* [Problem to work on]:
Each line of the data below holding the word "value" must be copied.

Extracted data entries
- - - - -

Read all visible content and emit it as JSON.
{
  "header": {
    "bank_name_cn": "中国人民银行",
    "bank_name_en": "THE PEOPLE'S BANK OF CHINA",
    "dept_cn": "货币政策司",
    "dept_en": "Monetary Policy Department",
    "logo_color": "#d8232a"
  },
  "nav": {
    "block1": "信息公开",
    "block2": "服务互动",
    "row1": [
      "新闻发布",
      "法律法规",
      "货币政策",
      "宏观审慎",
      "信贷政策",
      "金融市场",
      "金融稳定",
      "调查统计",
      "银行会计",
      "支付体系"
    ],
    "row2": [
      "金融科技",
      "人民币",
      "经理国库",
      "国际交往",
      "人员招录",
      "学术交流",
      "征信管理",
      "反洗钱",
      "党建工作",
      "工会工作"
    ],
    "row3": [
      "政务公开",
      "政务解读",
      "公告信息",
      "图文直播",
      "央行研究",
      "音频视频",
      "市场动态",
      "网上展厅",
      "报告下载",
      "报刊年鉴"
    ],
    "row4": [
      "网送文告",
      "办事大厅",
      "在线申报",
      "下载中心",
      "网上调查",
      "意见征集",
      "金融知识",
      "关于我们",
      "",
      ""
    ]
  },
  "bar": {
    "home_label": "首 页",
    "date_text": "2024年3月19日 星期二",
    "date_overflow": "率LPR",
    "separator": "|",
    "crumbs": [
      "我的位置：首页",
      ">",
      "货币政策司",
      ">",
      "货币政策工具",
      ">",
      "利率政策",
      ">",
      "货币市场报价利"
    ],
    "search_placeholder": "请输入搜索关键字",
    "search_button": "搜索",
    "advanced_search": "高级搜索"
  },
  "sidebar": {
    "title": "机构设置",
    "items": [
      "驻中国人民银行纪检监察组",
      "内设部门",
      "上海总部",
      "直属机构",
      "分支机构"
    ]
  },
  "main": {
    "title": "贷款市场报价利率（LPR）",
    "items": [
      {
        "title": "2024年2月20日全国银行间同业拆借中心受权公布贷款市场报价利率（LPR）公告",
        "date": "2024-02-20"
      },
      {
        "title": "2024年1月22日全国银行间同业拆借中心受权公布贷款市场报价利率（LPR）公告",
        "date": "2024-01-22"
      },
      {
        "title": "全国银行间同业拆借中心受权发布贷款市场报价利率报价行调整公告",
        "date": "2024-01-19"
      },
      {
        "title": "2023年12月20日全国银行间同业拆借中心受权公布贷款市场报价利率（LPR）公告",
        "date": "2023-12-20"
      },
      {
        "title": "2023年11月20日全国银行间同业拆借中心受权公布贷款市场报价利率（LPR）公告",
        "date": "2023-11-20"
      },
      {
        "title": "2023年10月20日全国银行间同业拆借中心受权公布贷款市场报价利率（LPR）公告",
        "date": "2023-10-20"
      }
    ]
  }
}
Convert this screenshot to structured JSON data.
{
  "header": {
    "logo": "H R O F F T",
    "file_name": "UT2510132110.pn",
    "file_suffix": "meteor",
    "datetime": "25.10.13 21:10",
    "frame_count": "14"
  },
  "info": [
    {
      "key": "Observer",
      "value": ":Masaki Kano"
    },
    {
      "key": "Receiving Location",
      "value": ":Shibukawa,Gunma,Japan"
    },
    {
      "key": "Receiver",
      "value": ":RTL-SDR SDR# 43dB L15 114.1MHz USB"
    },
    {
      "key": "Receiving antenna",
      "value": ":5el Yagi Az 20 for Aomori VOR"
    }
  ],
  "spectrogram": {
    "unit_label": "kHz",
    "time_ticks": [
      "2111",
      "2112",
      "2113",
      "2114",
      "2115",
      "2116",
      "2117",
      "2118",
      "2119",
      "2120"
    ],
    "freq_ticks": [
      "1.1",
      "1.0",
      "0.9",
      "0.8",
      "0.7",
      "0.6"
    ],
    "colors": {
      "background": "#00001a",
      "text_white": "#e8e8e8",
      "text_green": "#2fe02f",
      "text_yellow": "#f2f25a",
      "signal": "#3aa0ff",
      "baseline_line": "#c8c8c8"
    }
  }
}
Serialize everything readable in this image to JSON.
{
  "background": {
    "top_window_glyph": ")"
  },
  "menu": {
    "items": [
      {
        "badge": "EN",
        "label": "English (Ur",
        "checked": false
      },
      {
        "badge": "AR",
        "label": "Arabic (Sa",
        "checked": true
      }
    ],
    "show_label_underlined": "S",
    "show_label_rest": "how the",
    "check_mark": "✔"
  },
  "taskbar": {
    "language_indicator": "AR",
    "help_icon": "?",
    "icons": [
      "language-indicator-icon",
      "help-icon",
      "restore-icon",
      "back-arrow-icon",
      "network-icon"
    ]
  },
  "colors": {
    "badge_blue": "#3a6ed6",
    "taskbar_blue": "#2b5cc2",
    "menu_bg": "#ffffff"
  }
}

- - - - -

* [Result of this task]:
      "value": ":Masaki Kano"
      "value": ":Shibukawa,Gunma,Japan"
      "value": ":RTL-SDR SDR# 43dB L15 114.1MHz USB"
      "value": ":5el Yagi Az 20 for Aomori VOR"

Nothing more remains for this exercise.